It was an anticlimactic end to America’s worst foreign policy disaster since the Vietnam War: in mid-October, the mainstream media either downplayed or ignored the news that the United States would withdraw all its troops from Iraq by the end of this year. It was only a week later, after President Obama held a press conference to announce the fact, that the media acknowledged the ignominious end to a shameful debacle.

This magazine was an early and relentless critic of the war, and we joined millions around the globe in protesting what we called in 2005 “an unprovoked, unnecessary, unlawful invasion that has turned into a colonial-style occupation.” The costs are staggering: hundreds of thousands of Iraqis killed and wounded, with millions displaced and the sectarian enmities that our occupation fomented still seething; more than 4,400 Americans killed and some 30,000 wounded, with direct costs of $800 billion but indirect costs, as estimated by economists Linda Bilmes and Joseph Stiglitz, in the range of $4–6 trillion.

In his announcement, Obama claimed he was fulfilling a promise to end the war. In fact, Washington worked hard to prolong the futile occupation, badgering the Iraqi government repeatedly to approve an extended US troop presence.

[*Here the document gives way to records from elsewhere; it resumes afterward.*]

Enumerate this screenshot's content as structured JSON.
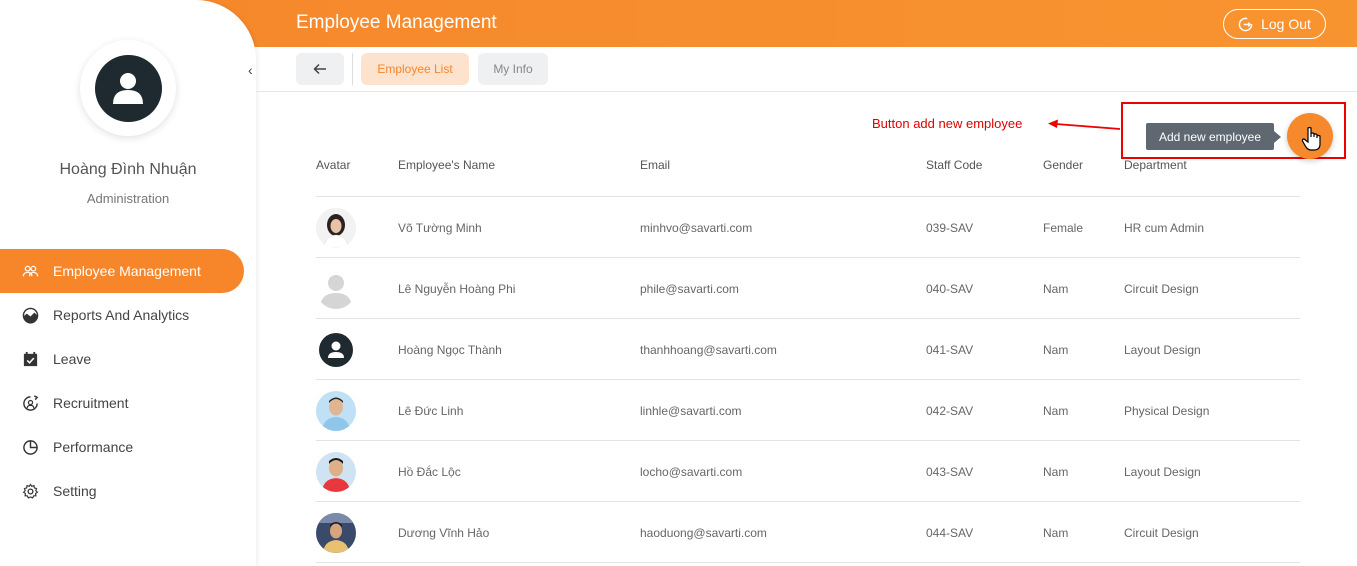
{
  "header": {
    "title": "Employee Management",
    "logout_label": "Log Out"
  },
  "sidebar": {
    "user_name": "Hoàng Đình Nhuận",
    "user_role": "Administration",
    "items": [
      {
        "label": "Employee Management",
        "icon": "users-icon",
        "active": true
      },
      {
        "label": "Reports And Analytics",
        "icon": "chart-icon",
        "active": false
      },
      {
        "label": "Leave",
        "icon": "calendar-check-icon",
        "active": false
      },
      {
        "label": "Recruitment",
        "icon": "recruit-icon",
        "active": false
      },
      {
        "label": "Performance",
        "icon": "pie-icon",
        "active": false
      },
      {
        "label": "Setting",
        "icon": "gear-icon",
        "active": false
      }
    ]
  },
  "toolbar": {
    "tabs": [
      {
        "label": "Employee List",
        "active": true
      },
      {
        "label": "My Info",
        "active": false
      }
    ]
  },
  "annotation": {
    "text": "Button add new employee"
  },
  "add_button": {
    "tooltip": "Add new employee"
  },
  "table": {
    "headers": [
      "Avatar",
      "Employee's Name",
      "Email",
      "Staff Code",
      "Gender",
      "Department"
    ],
    "rows": [
      {
        "avatar": "woman-photo",
        "name": "Võ Tường Minh",
        "email": "minhvo@savarti.com",
        "code": "039-SAV",
        "gender": "Female",
        "dept": "HR cum Admin"
      },
      {
        "avatar": "placeholder-gray",
        "name": "Lê Nguyễn Hoàng Phi",
        "email": "phile@savarti.com",
        "code": "040-SAV",
        "gender": "Nam",
        "dept": "Circuit Design"
      },
      {
        "avatar": "placeholder-dark",
        "name": "Hoàng Ngọc Thành",
        "email": "thanhhoang@savarti.com",
        "code": "041-SAV",
        "gender": "Nam",
        "dept": "Layout Design"
      },
      {
        "avatar": "man-photo-blue",
        "name": "Lê Đức Linh",
        "email": "linhle@savarti.com",
        "code": "042-SAV",
        "gender": "Nam",
        "dept": "Physical Design"
      },
      {
        "avatar": "man-photo-red",
        "name": "Hồ Đắc Lộc",
        "email": "locho@savarti.com",
        "code": "043-SAV",
        "gender": "Nam",
        "dept": "Layout Design"
      },
      {
        "avatar": "man-photo-stage",
        "name": "Dương Vĩnh Hảo",
        "email": "haoduong@savarti.com",
        "code": "044-SAV",
        "gender": "Nam",
        "dept": "Circuit Design"
      }
    ]
  },
  "colors": {
    "accent": "#f7862b",
    "annotation": "#dd0000",
    "tooltip_bg": "#5f6770"
  }
}
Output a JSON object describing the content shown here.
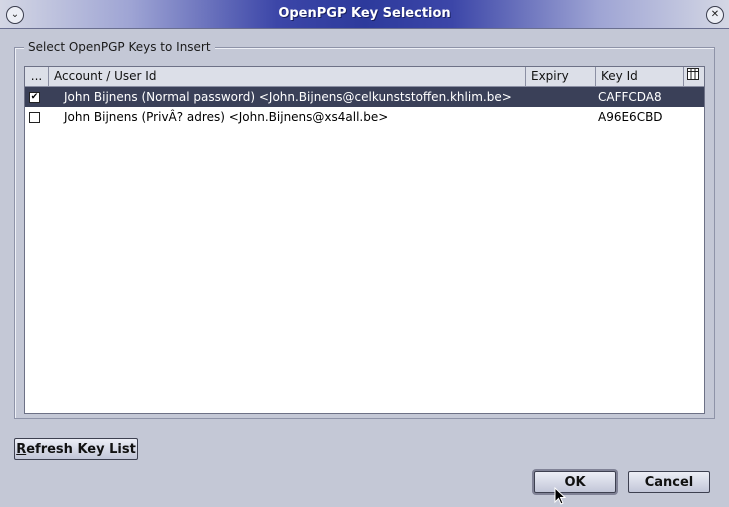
{
  "window": {
    "title": "OpenPGP Key Selection"
  },
  "group": {
    "label": "Select OpenPGP Keys to Insert"
  },
  "table": {
    "columns": {
      "select": "...",
      "account": "Account / User Id",
      "expiry": "Expiry",
      "keyid": "Key Id"
    },
    "rows": [
      {
        "checked": true,
        "check_mark": "✔",
        "user": "John Bijnens (Normal password) <John.Bijnens@celkunststoffen.khlim.be>",
        "expiry": "",
        "keyid": "CAFFCDA8"
      },
      {
        "checked": false,
        "check_mark": "",
        "user": "John Bijnens (PrivÂ? adres) <John.Bijnens@xs4all.be>",
        "expiry": "",
        "keyid": "A96E6CBD"
      }
    ]
  },
  "buttons": {
    "refresh": "Refresh Key List",
    "ok": "OK",
    "cancel": "Cancel"
  },
  "icons": {
    "window_menu": "chevron-down-icon",
    "close": "close-icon",
    "column_picker": "column-picker-icon"
  }
}
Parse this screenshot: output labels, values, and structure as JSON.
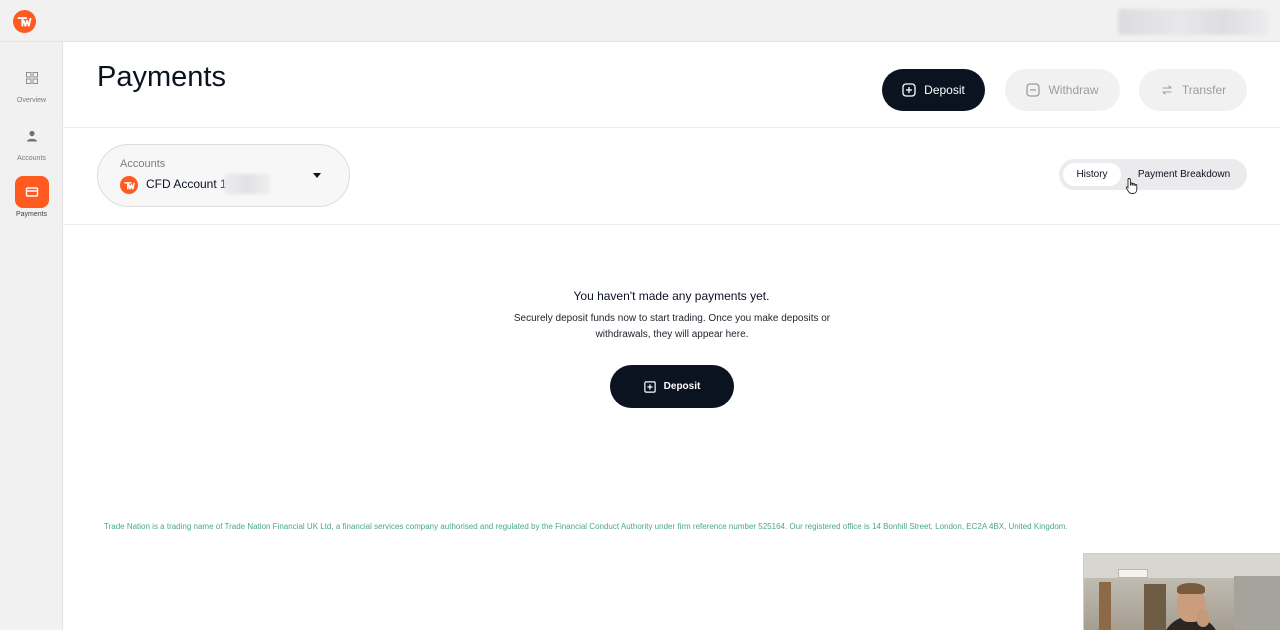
{
  "topbar": {
    "logo": "trade-nation-logo"
  },
  "sidebar": {
    "items": [
      {
        "label": "Overview",
        "icon": "grid-icon",
        "active": false
      },
      {
        "label": "Accounts",
        "icon": "user-icon",
        "active": false
      },
      {
        "label": "Payments",
        "icon": "card-icon",
        "active": true
      }
    ]
  },
  "header": {
    "title": "Payments",
    "actions": {
      "deposit": "Deposit",
      "withdraw": "Withdraw",
      "transfer": "Transfer"
    }
  },
  "filters": {
    "account_select": {
      "label": "Accounts",
      "value": "CFD Account 1"
    },
    "view_toggle": {
      "options": [
        "History",
        "Payment Breakdown"
      ],
      "selected": "History"
    }
  },
  "empty_state": {
    "title": "You haven't made any payments yet.",
    "body": "Securely deposit funds now to start trading. Once you make deposits or withdrawals, they will appear here.",
    "cta": "Deposit"
  },
  "footer": {
    "legal": "Trade Nation is a trading name of Trade Nation Financial UK Ltd, a financial services company authorised and regulated by the Financial Conduct Authority under firm reference number 525164. Our registered office is 14 Bonhill Street, London, EC2A 4BX, United Kingdom."
  },
  "colors": {
    "brand": "#ff5a1f",
    "primary": "#0b1220",
    "footer_text": "#4aa985"
  }
}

The talks finally fell apart when it became clear that the Iraqi government, reflecting overwhelming public opinion, would refuse to grant US troops immunity from prosecution in Iraqi courts, which the Pentagon had insisted on.

The withdrawal has been lambasted by the GOP, neoconservatives and the military, but the decision is consistent with the demands of peace groups, which had called tirelessly for an end to the occupation. Remaining behind, however, will be the biggest US embassy in the world and some 5,000 private contractors. A vigilant peace movement should campaign to bring them home too.

It would be hard to overestimate the futility of the Iraq misadventure. The waste in political and diplomatic energy, in addition to the loss in blood and treasure, is incalculable. Overwhelming worldwide sympathy for the United States after the Al Qaeda attacks of 9/11 was transformed into condemnation of US aggression against a nation with no involvement in those attacks. An invasion intended to turn Mesopotamia into a Pax Americana turned Iraq into a magnet for Islamist extremists and heightened Iran’s influence and prestige there, even as it sullied America’s name in the region. The images of Iraqis tortured at Abu Ghraib are an indelible stain on our reputation.

The costs for American democracy are still being felt. The Bush administration used the war as an excuse to further eviscerate civil liberties weakened by the “war on terror,” which the Obama administration has done little to restore. A craven mainstream media, cowed by the atmosphere of fear, deservedly earned public contempt for failing to question the flimsy pretexts for invasion. Its mea culpas were many and late. The long war and occupation helped turn a Treasury surplus into a huge deficit—one that has made it difficult for Obama to pass stimulus measures needed for economic recovery.

The American people turned against the war in Iraq years ago, as they have against the one in Afghanistan. Confronted by the worst recession in seventy years, the country can now direct its energies toward what Obama described, in his remarks on the Iraq withdrawal, as “the greatest challenge that we now face as a nation—creating opportunity and jobs in this country.”